The worlds of classical music and indie rock have been intersecting in some interesting and exciting ways lately. I get the sense that certain musicians and composers feel completely free to cross over the old genre boundaries — if they even recognize that such boundaries exist. Several of these category-defying artists came together this past week for two concerts at the Museum of Contemporary Art Chicago.
Top billing went to Chicago’s eighth blackbird, a chamber ensemble that champions contemporary classical music (or “new music,” if you will). But the group’s guest performers — Shara Worden, Bryce Dessner and Nico Muhly — were a big draw, perhaps explaining why the concerts sold out.
Dessner and Muhly both wrote pieces that eighth blackbird played during the concert, but they also sat in with the ensemble during other pieces, performing like integral members of the team. (Afterward, on his blog, Muhly wrote: “it’s always a pleasure to interfere in their patterns.”)

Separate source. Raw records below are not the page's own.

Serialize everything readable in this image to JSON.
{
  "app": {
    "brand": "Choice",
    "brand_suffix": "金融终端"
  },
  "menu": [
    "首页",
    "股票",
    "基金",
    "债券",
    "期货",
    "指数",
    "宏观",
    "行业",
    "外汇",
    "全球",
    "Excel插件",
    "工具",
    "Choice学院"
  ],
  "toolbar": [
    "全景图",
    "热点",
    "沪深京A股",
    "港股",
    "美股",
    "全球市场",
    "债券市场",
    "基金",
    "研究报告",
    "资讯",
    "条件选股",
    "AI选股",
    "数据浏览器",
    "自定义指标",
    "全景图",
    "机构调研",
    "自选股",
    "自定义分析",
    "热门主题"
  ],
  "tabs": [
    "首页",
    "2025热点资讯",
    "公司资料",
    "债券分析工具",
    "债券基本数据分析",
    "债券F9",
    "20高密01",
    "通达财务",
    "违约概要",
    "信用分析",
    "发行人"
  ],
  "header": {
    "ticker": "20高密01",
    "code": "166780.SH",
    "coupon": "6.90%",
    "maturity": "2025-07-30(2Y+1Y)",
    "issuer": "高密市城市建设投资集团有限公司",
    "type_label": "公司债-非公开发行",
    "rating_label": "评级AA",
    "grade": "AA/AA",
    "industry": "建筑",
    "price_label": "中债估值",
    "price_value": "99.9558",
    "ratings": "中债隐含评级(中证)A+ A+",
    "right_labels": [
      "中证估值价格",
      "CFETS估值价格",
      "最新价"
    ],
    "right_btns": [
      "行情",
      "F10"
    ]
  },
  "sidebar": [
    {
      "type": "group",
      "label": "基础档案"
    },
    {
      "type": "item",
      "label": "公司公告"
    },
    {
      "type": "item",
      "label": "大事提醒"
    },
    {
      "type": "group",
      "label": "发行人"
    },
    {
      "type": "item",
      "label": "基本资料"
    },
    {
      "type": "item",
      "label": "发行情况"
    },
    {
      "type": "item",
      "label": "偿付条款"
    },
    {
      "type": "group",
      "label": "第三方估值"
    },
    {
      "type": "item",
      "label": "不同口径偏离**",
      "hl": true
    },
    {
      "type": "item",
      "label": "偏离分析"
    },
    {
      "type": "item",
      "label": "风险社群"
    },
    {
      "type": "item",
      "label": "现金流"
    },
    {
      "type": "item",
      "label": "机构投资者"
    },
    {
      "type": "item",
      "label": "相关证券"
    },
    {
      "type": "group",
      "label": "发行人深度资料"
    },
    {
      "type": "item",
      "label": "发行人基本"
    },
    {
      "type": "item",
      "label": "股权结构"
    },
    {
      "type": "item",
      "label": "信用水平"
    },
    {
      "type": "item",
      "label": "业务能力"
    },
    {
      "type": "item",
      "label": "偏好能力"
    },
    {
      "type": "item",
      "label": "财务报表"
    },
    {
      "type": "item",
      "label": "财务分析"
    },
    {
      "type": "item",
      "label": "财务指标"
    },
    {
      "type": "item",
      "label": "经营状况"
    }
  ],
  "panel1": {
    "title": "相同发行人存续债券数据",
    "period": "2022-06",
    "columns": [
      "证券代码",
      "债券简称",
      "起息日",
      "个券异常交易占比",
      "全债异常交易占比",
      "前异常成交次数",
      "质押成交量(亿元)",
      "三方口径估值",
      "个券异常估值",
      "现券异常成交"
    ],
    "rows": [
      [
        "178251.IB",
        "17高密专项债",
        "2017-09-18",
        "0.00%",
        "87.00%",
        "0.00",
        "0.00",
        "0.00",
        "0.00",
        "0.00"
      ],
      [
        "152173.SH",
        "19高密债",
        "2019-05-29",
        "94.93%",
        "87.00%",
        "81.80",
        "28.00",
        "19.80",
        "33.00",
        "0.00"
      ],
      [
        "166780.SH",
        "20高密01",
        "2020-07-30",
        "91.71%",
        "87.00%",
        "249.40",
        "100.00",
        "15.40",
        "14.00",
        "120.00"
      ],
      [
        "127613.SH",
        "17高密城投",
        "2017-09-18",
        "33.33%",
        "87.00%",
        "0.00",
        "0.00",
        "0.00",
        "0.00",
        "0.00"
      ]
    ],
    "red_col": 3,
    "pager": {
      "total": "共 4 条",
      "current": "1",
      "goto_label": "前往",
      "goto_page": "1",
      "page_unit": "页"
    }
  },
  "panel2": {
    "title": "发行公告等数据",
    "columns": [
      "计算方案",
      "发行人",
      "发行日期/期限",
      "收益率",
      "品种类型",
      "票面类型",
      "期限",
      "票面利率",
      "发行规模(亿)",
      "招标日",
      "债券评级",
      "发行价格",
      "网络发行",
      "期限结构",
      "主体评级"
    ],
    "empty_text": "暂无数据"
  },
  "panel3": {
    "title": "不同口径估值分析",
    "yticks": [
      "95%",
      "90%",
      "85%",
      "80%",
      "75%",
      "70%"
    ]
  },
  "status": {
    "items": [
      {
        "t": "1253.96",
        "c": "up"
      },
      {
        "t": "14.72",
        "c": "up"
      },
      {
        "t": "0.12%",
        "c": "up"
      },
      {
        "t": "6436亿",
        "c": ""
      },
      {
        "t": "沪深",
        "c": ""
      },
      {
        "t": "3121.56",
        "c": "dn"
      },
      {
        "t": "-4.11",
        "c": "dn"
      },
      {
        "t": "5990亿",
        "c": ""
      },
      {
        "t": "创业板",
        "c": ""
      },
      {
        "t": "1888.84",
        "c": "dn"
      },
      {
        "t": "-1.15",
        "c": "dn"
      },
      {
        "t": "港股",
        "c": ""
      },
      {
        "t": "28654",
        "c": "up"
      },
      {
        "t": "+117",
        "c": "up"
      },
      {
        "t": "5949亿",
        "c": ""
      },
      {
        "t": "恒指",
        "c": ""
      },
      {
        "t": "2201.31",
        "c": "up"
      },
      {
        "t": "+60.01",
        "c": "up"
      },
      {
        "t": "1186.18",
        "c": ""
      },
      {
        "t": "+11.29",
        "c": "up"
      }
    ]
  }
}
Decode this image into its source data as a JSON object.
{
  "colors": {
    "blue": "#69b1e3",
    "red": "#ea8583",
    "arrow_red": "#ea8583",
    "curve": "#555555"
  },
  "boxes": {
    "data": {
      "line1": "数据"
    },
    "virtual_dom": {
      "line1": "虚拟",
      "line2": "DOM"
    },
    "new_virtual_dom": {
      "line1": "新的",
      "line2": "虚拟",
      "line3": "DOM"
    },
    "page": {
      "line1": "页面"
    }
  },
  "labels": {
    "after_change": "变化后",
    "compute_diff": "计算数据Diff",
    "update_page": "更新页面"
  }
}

Worden, who performs her singular style of rock under the name My Brightest Diamond, is also a classically trained singer and composer — and that pedigree came in handy as she took on the role of the soprano for two movements of David Lang’s “Death Speaks,” which has just been released on CD. It was delicate and mournful music, with sublime singing by Worden giving it a strong emotional undertow.
The concert also featured playful moments, including the opener: Tristan Perich’s aptly titled, “qsqsqsqsqqqqqqqqq,” which used three toy pianos and electronics to create an undulating, mind-bending pattern of notes. Eighth blackbird member Lisa Kaplan wrote three piano pieces for four hands and played them alongside Muhly, their arms crossing but never tangling.
Dessner, best known as a member of The National, wrote a set of four “Murder Ballades” for eighth blackbird, and this was the U.S. premiere of that suite. Dessner drew on old folk songs for his material, and it did sound distinctly American, with woodwinds and strings taking over for the human voices that might have announced tragic crimes via the folk-music medium in the 19th century.
Muhly wrote his composition, “Doublespeak,” for eighth blackbird in 2012 as a contribution to a festival honoring Philip Glass. It echoed the cycling arpeggios and looping melodies that are Glass’ trademark, without sounding like a slavish imitation.
Appropriately, the concert also included an early Glass composition, “Two Pages” from 1968. Introducing it, eighth blackbird flutist Tim Munro said, “Philip Glass is sort of the grandfather of this entire concert.” He noted that performing “Two Pages” requirers such intense concentration that it feels like “running an ultra-maration,” and that the musicians are really “freaking out” during the piece even if they seems expressionless. That rigorous Glass composition also proved to be something of an ordeal for the audience — harsher and less yielding than Glass’ later music — but it was an impressive feat in its own way.
Throughout the evening I attended (Wednesday, May 1), eighth blackbird and its guest stars played compositions that were equally intriguing and accessible, performing it all at a high level.